MetLife CEO Says Industries Must Forfeit ‘Sacred’ Tax Preference

  • Tax reform is “once-in-a-generation” opportunity, he says
  • Kandarian urges support for reducing corporate income tax rate

Steve Kandarian

Photographer: Simon Dawson

MetLife Inc. Chief Executive Officer Steve Kandarian said industries must be willing to forfeit some of their advantages in the tax code in order for the U.S. to seize a “once-in-a-generation” opportunity to lower corporate rates and simplify the process.

“If every company and every industry views its tax preferences as sacred, reform will be impossible,” Kandarian said Thursday in his annual letter to shareholders. “As long as tax reform does not pose a fundamental risk to our business model, we will be supportive.”

The White House unveiled its goals Wednesday, saying the federal corporate tax rate should be slashed to 15 percent from 35 percent. President Donald Trump’s plan also said Congress should “eliminate tax breaks for special interests,” without providing specifics.

Past efforts to reform the tax code have been opposed by lobbyists for industries that enjoy deductions. But Kandarian said corporate executives should look at the big picture.

“We are also optimistic that reducing the U.S. corporate income tax rate, which is the highest in the developed world, will make U.S. companies more competitive globally,” the CEO said in the letter.

MetLife, the largest U.S. life insurer, has been fighting the increased regulation that the New York-based company faced after the 2008 financial crisis. Kandarian sued a regulatory panel in 2015 after MetLife was designated as too big to fail, a tag that could come with higher capital requirements.

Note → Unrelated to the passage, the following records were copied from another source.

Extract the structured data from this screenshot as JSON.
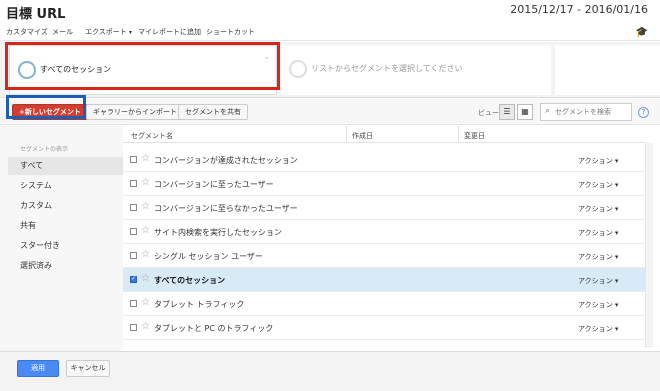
{
  "header": {
    "title": "目標 URL",
    "date_range": "2015/12/17 - 2016/01/16"
  },
  "toolbar": {
    "items": [
      "カスタマイズ",
      "メール",
      "エクスポート",
      "マイレポートに追加",
      "ショートカット"
    ],
    "export_caret": "▾",
    "help_icon": "graduation-cap-icon"
  },
  "segments": {
    "selected": "すべてのセッション",
    "placeholder": "リストからセグメントを選択してください"
  },
  "actions": {
    "new_segment": "+新しいセグメント",
    "import_gallery": "ギャラリーからインポート",
    "share_segment": "セグメントを共有",
    "view_label": "ビュー",
    "search_placeholder": "セグメントを検索",
    "help": "?"
  },
  "sidebar": {
    "heading": "セグメントの表示",
    "items": [
      "すべて",
      "システム",
      "カスタム",
      "共有",
      "スター付き",
      "選択済み"
    ],
    "active_index": 0
  },
  "table": {
    "columns": [
      "セグメント名",
      "作成日",
      "変更日"
    ],
    "rows": [
      {
        "name": "コンバージョンが達成されたセッション",
        "action": "アクション ▾",
        "checked": false
      },
      {
        "name": "コンバージョンに至ったユーザー",
        "action": "アクション ▾",
        "checked": false
      },
      {
        "name": "コンバージョンに至らなかったユーザー",
        "action": "アクション ▾",
        "checked": false
      },
      {
        "name": "サイト内検索を実行したセッション",
        "action": "アクション ▾",
        "checked": false
      },
      {
        "name": "シングル セッション ユーザー",
        "action": "アクション ▾",
        "checked": false
      },
      {
        "name": "すべてのセッション",
        "action": "アクション ▾",
        "checked": true
      },
      {
        "name": "タブレット トラフィック",
        "action": "アクション ▾",
        "checked": false
      },
      {
        "name": "タブレットと PC のトラフィック",
        "action": "アクション ▾",
        "checked": false
      }
    ]
  },
  "footer": {
    "apply": "適用",
    "cancel": "キャンセル"
  },
  "colors": {
    "new_segment_bg": "#d23f31",
    "apply_bg": "#4a8af4",
    "selected_row_bg": "#d9eaf7",
    "red_outline": "#d8261b",
    "blue_outline": "#1d5fb5"
  }
}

‘Duplicative Regulation’

He won a court ruling last year that struck down the designation, although the government appealed the decision. MetLife asked a court Monday to delay a decision on the appeal after Trump ordered a review of the process for designating systemically important financial institutions.

“The strong regulatory upsurge since 2008 was understandable but, in my judgment, excessive,” Kandarian said. “After years of facing the prospect of costly and duplicative regulation, we believe MetLife will return to a level playing field with others in the life insurance industry — whether through judicial, administrative or legislative means.”

MetLife shares have slipped 3.7 percent this year, as of 10:36 a.m. in New York. That trails the 6.7 percent gain of the S&P 500 Index.

    Before it's here, it's on the Bloomberg Terminal.
    LEARN MORE